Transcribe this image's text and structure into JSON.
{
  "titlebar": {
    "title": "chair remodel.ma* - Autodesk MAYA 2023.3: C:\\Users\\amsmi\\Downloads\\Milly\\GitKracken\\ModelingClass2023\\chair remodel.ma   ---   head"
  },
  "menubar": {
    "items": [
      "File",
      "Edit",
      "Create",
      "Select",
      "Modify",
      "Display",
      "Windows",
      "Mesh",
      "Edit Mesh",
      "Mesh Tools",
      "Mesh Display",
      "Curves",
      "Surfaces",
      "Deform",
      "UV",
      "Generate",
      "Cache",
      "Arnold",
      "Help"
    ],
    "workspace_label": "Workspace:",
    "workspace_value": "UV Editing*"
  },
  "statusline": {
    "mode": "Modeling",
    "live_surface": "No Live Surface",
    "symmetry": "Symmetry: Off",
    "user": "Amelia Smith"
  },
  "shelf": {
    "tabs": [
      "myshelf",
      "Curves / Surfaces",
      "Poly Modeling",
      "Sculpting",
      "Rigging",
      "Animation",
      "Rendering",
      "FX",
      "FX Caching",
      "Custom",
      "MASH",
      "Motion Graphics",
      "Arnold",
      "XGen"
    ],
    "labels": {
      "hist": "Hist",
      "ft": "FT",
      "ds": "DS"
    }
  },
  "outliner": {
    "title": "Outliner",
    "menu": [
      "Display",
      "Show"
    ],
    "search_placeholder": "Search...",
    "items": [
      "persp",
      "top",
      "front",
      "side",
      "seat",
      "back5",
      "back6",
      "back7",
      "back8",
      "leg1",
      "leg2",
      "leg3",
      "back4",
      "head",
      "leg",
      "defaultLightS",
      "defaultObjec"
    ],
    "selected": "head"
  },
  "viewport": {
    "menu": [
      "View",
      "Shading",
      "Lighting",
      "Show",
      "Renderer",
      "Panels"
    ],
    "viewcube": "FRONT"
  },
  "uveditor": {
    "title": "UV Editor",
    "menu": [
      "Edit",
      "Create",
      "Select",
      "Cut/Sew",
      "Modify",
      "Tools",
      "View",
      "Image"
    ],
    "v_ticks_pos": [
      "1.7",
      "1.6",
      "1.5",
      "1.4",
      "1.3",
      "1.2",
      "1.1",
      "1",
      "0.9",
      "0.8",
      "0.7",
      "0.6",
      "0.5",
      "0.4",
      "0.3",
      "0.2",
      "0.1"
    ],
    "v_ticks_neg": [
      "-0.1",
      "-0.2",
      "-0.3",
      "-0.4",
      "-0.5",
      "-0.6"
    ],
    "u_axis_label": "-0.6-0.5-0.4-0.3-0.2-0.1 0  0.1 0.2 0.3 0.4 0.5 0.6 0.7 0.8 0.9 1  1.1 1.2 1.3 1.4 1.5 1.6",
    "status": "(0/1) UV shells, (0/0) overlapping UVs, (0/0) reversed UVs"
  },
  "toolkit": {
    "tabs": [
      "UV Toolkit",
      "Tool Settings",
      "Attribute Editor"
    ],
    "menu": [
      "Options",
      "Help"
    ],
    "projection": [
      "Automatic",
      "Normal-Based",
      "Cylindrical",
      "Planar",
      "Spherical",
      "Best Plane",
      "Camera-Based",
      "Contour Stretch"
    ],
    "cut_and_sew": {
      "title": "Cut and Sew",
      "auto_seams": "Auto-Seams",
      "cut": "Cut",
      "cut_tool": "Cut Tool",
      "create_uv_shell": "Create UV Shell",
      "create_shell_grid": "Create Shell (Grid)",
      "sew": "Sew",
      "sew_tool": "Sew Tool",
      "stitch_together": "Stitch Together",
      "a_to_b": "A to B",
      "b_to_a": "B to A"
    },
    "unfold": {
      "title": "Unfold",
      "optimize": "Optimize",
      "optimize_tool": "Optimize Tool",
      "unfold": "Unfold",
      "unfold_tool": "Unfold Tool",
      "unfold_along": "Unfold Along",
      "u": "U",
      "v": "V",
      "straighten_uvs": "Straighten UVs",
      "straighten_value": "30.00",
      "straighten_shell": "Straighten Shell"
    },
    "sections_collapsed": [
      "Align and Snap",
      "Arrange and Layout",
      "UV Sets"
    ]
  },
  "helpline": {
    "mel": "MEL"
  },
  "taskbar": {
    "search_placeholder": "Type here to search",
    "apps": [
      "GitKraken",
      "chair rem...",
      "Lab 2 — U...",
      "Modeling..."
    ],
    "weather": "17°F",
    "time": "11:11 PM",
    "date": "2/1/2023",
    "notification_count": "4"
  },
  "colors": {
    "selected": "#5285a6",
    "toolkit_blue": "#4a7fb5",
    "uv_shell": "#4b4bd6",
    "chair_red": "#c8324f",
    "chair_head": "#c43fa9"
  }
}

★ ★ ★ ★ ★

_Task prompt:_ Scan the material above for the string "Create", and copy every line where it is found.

_Answer box:_
      "Create",
      "Create",
      "create_uv_shell": "Create UV Shell",
      "create_shell_grid": "Create Shell (Grid)",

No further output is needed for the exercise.